▶ **Dataset rows for apps and sites**:

╔══

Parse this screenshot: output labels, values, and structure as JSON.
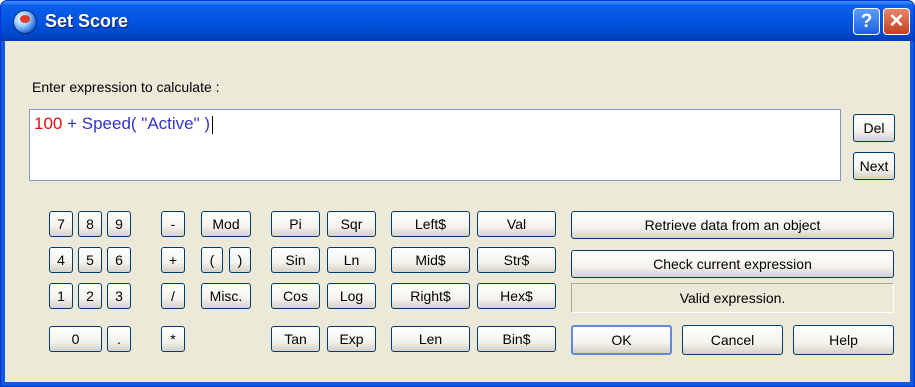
{
  "window": {
    "title": "Set Score",
    "help_glyph": "?",
    "close_glyph": "✕"
  },
  "prompt": "Enter expression to calculate :",
  "expression": {
    "number": "100",
    "op": " + ",
    "fn": "Speed(",
    "arg": " \"Active\" ",
    "close": ")"
  },
  "side": {
    "del": "Del",
    "next": "Next"
  },
  "keypad": {
    "n7": "7",
    "n8": "8",
    "n9": "9",
    "minus": "-",
    "mod": "Mod",
    "n4": "4",
    "n5": "5",
    "n6": "6",
    "plus": "+",
    "lparen": "(",
    "rparen": ")",
    "n1": "1",
    "n2": "2",
    "n3": "3",
    "div": "/",
    "misc": "Misc.",
    "n0": "0",
    "dot": ".",
    "mul": "*"
  },
  "math": {
    "pi": "Pi",
    "sqr": "Sqr",
    "sin": "Sin",
    "ln": "Ln",
    "cos": "Cos",
    "log": "Log",
    "tan": "Tan",
    "exp": "Exp"
  },
  "strings": {
    "left": "Left$",
    "val": "Val",
    "mid": "Mid$",
    "str": "Str$",
    "right": "Right$",
    "hex": "Hex$",
    "len": "Len",
    "bin": "Bin$"
  },
  "actions": {
    "retrieve": "Retrieve data from an object",
    "check": "Check current expression",
    "status": "Valid expression."
  },
  "footer": {
    "ok": "OK",
    "cancel": "Cancel",
    "help": "Help"
  }
}
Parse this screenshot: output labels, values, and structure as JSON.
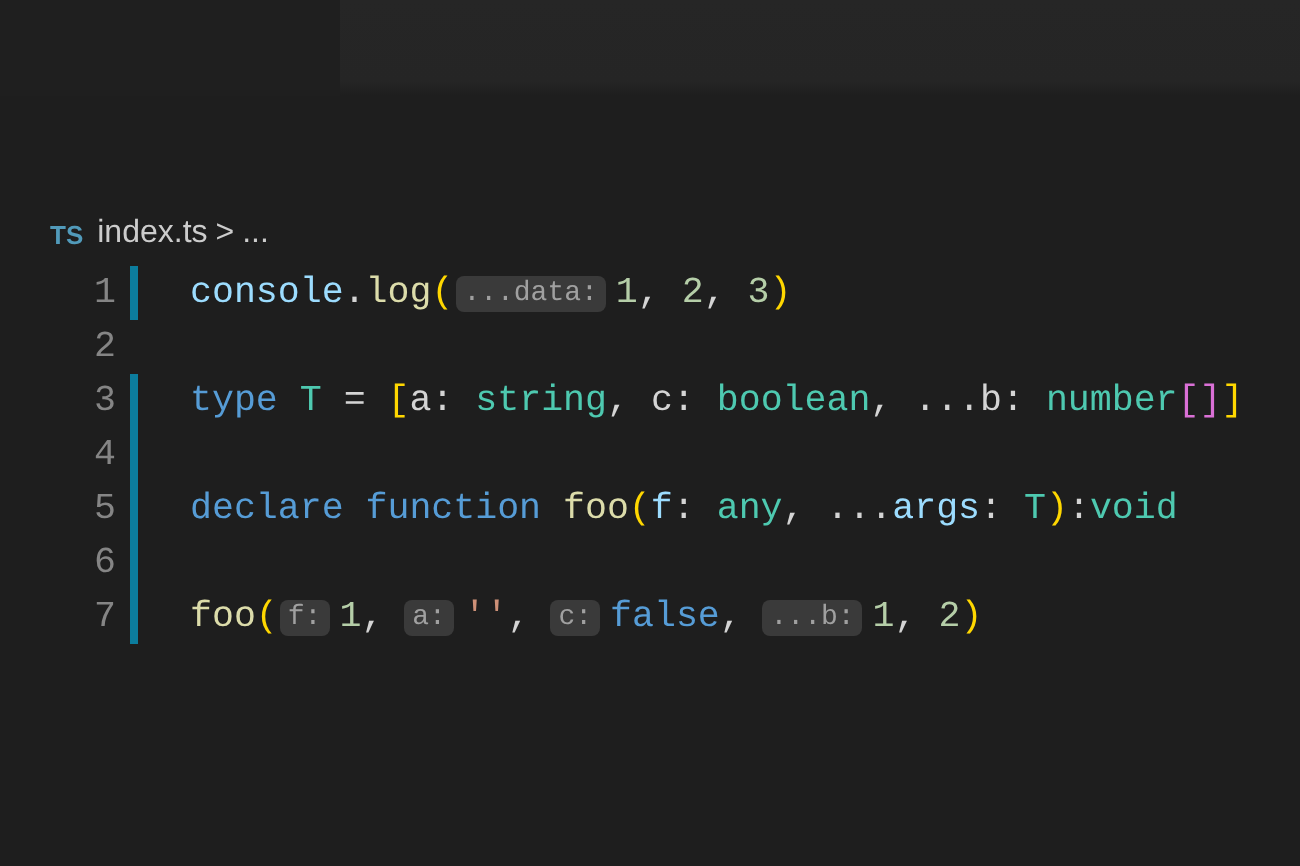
{
  "breadcrumb": {
    "language_badge": "TS",
    "file": "index.ts",
    "separator": ">",
    "rest": "..."
  },
  "lines": [
    {
      "number": "1",
      "modified": true,
      "tokens": [
        {
          "text": "console",
          "kind": "var"
        },
        {
          "text": ".",
          "kind": "punct"
        },
        {
          "text": "log",
          "kind": "fn"
        },
        {
          "text": "(",
          "kind": "bracket"
        },
        {
          "text": "...data:",
          "kind": "hint"
        },
        {
          "text": "1",
          "kind": "num"
        },
        {
          "text": ",",
          "kind": "punct"
        },
        {
          "text": "2",
          "kind": "num",
          "gap": true
        },
        {
          "text": ",",
          "kind": "punct"
        },
        {
          "text": "3",
          "kind": "num",
          "gap": true
        },
        {
          "text": ")",
          "kind": "bracket"
        }
      ]
    },
    {
      "number": "2",
      "modified": false
    },
    {
      "number": "3",
      "modified": true,
      "tokens": [
        {
          "text": "type",
          "kind": "kw"
        },
        {
          "text": "T",
          "kind": "type",
          "gap": true
        },
        {
          "text": "=",
          "kind": "punct",
          "gap": true
        },
        {
          "text": "[",
          "kind": "bracket",
          "gap": true
        },
        {
          "text": "a:",
          "kind": "punct"
        },
        {
          "text": "string",
          "kind": "type",
          "gap": true
        },
        {
          "text": ",",
          "kind": "punct"
        },
        {
          "text": "c:",
          "kind": "punct",
          "gap": true
        },
        {
          "text": "boolean",
          "kind": "type",
          "gap": true
        },
        {
          "text": ",",
          "kind": "punct"
        },
        {
          "text": "...b:",
          "kind": "punct",
          "gap": true
        },
        {
          "text": "number",
          "kind": "type",
          "gap": true
        },
        {
          "text": "[]",
          "kind": "bracket2"
        },
        {
          "text": "]",
          "kind": "bracket"
        }
      ]
    },
    {
      "number": "4",
      "modified": true
    },
    {
      "number": "5",
      "modified": true,
      "tokens": [
        {
          "text": "declare",
          "kind": "kw"
        },
        {
          "text": "function",
          "kind": "kw",
          "gap": true
        },
        {
          "text": "foo",
          "kind": "fn",
          "gap": true
        },
        {
          "text": "(",
          "kind": "bracket"
        },
        {
          "text": "f",
          "kind": "var"
        },
        {
          "text": ":",
          "kind": "punct"
        },
        {
          "text": "any",
          "kind": "type",
          "gap": true
        },
        {
          "text": ",",
          "kind": "punct"
        },
        {
          "text": "...",
          "kind": "punct",
          "gap": true
        },
        {
          "text": "args",
          "kind": "var"
        },
        {
          "text": ":",
          "kind": "punct"
        },
        {
          "text": "T",
          "kind": "type",
          "gap": true
        },
        {
          "text": ")",
          "kind": "bracket"
        },
        {
          "text": ":",
          "kind": "punct"
        },
        {
          "text": "void",
          "kind": "type"
        }
      ]
    },
    {
      "number": "6",
      "modified": true
    },
    {
      "number": "7",
      "modified": true,
      "tokens": [
        {
          "text": "foo",
          "kind": "fn"
        },
        {
          "text": "(",
          "kind": "bracket"
        },
        {
          "text": "f:",
          "kind": "hint"
        },
        {
          "text": "1",
          "kind": "num"
        },
        {
          "text": ",",
          "kind": "punct"
        },
        {
          "text": "a:",
          "kind": "hint",
          "gap": true
        },
        {
          "text": "''",
          "kind": "str"
        },
        {
          "text": ",",
          "kind": "punct"
        },
        {
          "text": "c:",
          "kind": "hint",
          "gap": true
        },
        {
          "text": "false",
          "kind": "kw"
        },
        {
          "text": ",",
          "kind": "punct"
        },
        {
          "text": "...b:",
          "kind": "hint",
          "gap": true
        },
        {
          "text": "1",
          "kind": "num"
        },
        {
          "text": ",",
          "kind": "punct"
        },
        {
          "text": "2",
          "kind": "num",
          "gap": true
        },
        {
          "text": ")",
          "kind": "bracket"
        }
      ]
    }
  ]
}
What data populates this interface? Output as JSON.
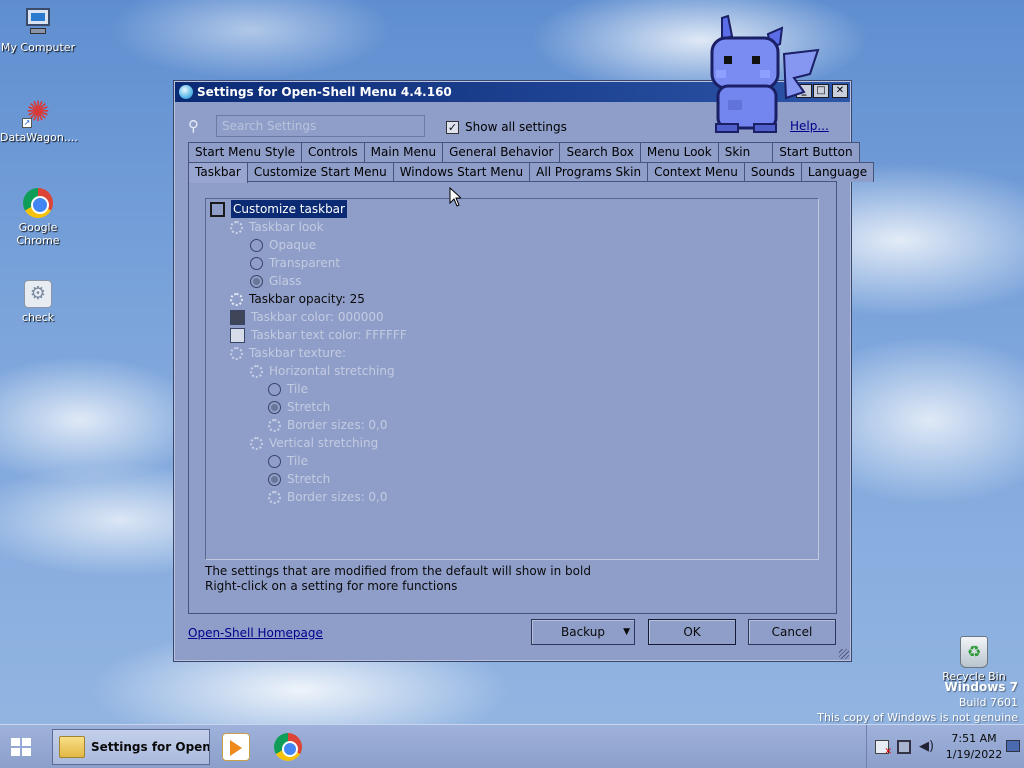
{
  "desktop": {
    "icons": [
      {
        "label": "My Computer",
        "icon": "computer-icon"
      },
      {
        "label": "DataWagon....",
        "icon": "flower-icon"
      },
      {
        "label": "Google Chrome",
        "icon": "chrome-icon"
      },
      {
        "label": "check",
        "icon": "gear-icon"
      },
      {
        "label": "Recycle Bin",
        "icon": "recycle-bin-icon"
      }
    ],
    "watermark": {
      "os": "Windows 7",
      "build": "Build 7601",
      "notice": "This copy of Windows is not genuine"
    }
  },
  "window": {
    "title": "Settings for Open-Shell Menu 4.4.160",
    "buttons": {
      "minimize": "_",
      "maximize": "□",
      "close": "✕"
    },
    "search_placeholder": "Search Settings",
    "show_all_label": "Show all settings",
    "show_all_checked": true,
    "help_label": "Help...",
    "tabs_row1": [
      "Start Menu Style",
      "Controls",
      "Main Menu",
      "General Behavior",
      "Search Box",
      "Menu Look",
      "Skin",
      "Start Button"
    ],
    "tabs_row2": [
      "Taskbar",
      "Customize Start Menu",
      "Windows Start Menu",
      "All Programs Skin",
      "Context Menu",
      "Sounds",
      "Language"
    ],
    "active_tab": "Taskbar",
    "tree": {
      "customize_taskbar": "Customize taskbar",
      "taskbar_look": "Taskbar look",
      "opaque": "Opaque",
      "transparent": "Transparent",
      "glass": "Glass",
      "opacity": "Taskbar opacity: 25",
      "color": "Taskbar color: 000000",
      "text_color": "Taskbar text color: FFFFFF",
      "texture": "Taskbar texture:",
      "horizontal": "Horizontal stretching",
      "h_tile": "Tile",
      "h_stretch": "Stretch",
      "h_border": "Border sizes: 0,0",
      "vertical": "Vertical stretching",
      "v_tile": "Tile",
      "v_stretch": "Stretch",
      "v_border": "Border sizes: 0,0"
    },
    "swatches": {
      "taskbar_color": "#000000",
      "taskbar_text_color": "#FFFFFF"
    },
    "notes": [
      "The settings that are modified from the default will show in bold",
      "Right-click on a setting for more functions"
    ],
    "homepage_label": "Open-Shell Homepage",
    "backup_label": "Backup",
    "ok_label": "OK",
    "cancel_label": "Cancel"
  },
  "taskbar": {
    "task_label": "Settings for Open-...",
    "clock_time": "7:51 AM",
    "clock_date": "1/19/2022"
  },
  "colors": {
    "title_bar": "#0b2a74",
    "dialog_bg": "#8f9ec9",
    "link": "#00008b"
  }
}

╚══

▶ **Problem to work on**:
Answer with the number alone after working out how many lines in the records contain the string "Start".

▶ **Response to this task**:
4